Activity: Copy the data exactly.

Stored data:
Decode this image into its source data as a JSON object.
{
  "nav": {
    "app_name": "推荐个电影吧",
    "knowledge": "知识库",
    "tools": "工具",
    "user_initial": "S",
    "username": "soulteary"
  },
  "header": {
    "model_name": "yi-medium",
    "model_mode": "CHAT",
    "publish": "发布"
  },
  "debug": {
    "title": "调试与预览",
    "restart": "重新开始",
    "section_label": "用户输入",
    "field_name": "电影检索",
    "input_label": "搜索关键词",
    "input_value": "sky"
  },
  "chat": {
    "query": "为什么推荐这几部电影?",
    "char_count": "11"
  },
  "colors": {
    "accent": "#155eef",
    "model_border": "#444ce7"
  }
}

Solved problem:
Decode this image into its source data as a JSON object.
{
  "nav": {
    "app_name": "推荐个电影吧",
    "knowledge": "知识库",
    "tools": "工具",
    "user_initial": "S",
    "username": "soulteary"
  },
  "header": {
    "model_name": "yi-medium",
    "model_mode": "CHAT",
    "publish": "发布"
  },
  "debug": {
    "title": "调试与预览",
    "restart": "重新开始",
    "section_label": "用户输入",
    "field_name": "电影检索",
    "input_label": "搜索关键词",
    "input_value": "sky"
  },
  "chat": {
    "query": "为什么推荐这几部电影?",
    "char_count": "11"
  },
  "colors": {
    "accent": "#155eef",
    "model_border": "#444ce7"
  }
}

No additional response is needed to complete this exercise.